Our off-gassing tests consist of several smell tests conducted over a 24-hour period after unboxing the mattress. We’ll record how strong the smell is up close, as well as from a distance, and whether the intensity of the smells decreases during the first 24 hours. We also use a meter to measure the concentration of VOCs in the air before and after the unboxing takes place.
We’ve found that most mattresses release off-gassing odor for no longer than 72 hours, and many stop producing any odor within the first 24 hours. Placing your new mattress in a well-ventilated room for the first day or two after unboxing can mitigate this issue.
Ease of Movement
Lastly, we conduct ease of movement tests to see how easy it is to get on and off the mattress. Firmer mattresses with responsive, bouncy layers are usually easier to move across than those with softer, more adaptive layers. Coil support cores can also help you move on a mattress by creating strong pushback against your weight. Your own weight is another important factor. People who weigh less than 130 pounds tend to have an easier time moving on a mattress compared to individuals who weigh more.
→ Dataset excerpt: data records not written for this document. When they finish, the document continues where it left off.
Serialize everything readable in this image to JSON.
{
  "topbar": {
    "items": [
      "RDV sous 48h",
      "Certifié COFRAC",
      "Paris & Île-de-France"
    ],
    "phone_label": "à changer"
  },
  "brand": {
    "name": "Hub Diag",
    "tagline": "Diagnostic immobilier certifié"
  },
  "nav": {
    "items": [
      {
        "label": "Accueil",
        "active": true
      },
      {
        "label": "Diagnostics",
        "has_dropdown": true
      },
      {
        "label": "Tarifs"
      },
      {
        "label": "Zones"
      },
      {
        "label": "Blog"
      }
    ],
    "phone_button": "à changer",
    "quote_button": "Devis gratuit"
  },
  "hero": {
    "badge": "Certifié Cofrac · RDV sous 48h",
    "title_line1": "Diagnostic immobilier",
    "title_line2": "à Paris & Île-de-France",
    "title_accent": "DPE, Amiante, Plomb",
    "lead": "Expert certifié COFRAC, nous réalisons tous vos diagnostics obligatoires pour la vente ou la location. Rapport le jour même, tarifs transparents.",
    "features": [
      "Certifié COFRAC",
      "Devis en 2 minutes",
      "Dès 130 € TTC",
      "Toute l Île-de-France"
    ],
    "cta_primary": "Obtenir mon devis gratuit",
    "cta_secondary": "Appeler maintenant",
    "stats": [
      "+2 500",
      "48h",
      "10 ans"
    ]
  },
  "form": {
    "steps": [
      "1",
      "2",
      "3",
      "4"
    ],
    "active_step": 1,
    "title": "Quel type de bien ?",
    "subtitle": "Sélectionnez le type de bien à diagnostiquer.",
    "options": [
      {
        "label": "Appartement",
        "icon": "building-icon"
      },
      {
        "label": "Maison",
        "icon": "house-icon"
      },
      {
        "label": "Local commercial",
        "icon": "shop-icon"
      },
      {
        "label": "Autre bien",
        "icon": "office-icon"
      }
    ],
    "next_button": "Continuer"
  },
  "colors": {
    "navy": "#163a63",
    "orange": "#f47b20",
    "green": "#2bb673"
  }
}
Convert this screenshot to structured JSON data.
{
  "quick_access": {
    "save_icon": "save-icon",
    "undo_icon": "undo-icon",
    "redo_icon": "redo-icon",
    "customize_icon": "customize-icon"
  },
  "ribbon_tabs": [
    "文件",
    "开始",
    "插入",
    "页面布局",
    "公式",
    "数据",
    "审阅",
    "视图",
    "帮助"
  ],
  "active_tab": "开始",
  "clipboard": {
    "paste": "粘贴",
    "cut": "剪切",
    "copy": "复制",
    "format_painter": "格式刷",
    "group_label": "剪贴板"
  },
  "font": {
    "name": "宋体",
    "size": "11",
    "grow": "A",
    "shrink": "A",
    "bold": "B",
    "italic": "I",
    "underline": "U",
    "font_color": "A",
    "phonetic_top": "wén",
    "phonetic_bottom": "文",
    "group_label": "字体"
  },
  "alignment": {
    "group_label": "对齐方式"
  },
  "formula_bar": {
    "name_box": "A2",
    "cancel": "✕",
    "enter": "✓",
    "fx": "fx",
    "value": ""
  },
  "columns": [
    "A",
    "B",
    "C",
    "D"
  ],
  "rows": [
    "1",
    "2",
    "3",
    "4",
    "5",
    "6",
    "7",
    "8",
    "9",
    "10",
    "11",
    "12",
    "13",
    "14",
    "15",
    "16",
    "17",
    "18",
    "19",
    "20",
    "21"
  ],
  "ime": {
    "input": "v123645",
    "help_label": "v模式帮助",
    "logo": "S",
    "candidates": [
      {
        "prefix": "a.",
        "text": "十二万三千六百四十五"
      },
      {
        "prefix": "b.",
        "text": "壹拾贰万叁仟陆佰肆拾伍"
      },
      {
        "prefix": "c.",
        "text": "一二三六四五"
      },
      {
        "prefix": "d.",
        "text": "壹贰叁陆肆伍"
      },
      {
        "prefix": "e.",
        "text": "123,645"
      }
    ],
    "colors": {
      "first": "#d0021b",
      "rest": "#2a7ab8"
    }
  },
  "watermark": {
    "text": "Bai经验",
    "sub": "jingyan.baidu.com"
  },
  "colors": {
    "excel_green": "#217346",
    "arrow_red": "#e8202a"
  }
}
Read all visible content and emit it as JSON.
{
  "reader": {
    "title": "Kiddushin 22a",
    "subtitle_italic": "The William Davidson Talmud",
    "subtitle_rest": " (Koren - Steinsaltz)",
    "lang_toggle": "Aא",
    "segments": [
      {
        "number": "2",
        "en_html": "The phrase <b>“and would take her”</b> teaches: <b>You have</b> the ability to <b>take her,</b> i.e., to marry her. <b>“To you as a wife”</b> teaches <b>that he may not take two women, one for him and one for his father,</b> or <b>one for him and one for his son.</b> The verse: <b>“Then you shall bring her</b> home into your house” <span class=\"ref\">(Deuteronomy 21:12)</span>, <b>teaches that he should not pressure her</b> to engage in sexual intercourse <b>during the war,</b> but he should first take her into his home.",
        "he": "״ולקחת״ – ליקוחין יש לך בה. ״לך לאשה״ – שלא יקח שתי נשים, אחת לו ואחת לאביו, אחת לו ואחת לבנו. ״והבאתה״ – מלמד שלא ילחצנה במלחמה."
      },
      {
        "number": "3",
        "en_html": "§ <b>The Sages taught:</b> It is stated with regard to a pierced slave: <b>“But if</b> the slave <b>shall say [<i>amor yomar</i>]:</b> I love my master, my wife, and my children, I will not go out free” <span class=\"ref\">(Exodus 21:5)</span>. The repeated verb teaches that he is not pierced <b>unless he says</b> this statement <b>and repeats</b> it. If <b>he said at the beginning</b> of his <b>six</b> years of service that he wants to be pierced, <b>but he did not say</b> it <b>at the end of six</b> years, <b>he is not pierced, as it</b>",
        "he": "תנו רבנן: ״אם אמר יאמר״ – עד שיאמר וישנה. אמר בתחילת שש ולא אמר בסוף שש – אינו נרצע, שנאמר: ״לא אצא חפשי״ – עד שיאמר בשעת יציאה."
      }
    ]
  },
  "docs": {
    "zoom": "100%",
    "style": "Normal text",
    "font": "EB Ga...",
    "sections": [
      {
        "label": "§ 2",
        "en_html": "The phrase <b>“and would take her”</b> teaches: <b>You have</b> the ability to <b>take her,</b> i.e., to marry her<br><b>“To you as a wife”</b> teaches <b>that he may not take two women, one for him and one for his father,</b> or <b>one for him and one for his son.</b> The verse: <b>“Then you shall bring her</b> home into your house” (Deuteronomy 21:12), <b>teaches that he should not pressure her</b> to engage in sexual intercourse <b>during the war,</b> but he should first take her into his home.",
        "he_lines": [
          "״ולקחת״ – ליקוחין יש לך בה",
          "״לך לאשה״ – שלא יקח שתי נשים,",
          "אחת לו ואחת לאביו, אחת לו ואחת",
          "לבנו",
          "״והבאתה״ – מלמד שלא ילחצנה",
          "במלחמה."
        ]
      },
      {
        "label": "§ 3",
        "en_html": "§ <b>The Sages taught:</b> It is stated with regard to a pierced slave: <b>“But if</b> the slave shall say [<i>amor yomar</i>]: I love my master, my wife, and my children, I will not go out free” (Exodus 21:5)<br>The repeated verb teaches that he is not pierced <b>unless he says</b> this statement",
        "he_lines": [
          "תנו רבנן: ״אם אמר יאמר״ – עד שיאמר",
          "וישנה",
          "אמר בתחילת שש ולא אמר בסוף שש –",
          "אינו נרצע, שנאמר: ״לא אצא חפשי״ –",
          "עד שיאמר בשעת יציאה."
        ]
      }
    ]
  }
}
To evaluate a mattress for ease of movement, our testers take turns getting on and off the bed. They also lie in different positions, noting how much the mattress sinks as they roll onto their side, back, and stomach. We also place kettlebells in the middle of a mattress, then record how long the top layers take to regain their original shape. Quick shape recovery indicates a responsive layer that promotes easier movement, while slow recovery may mean you’ll have a harder time moving on the mattress.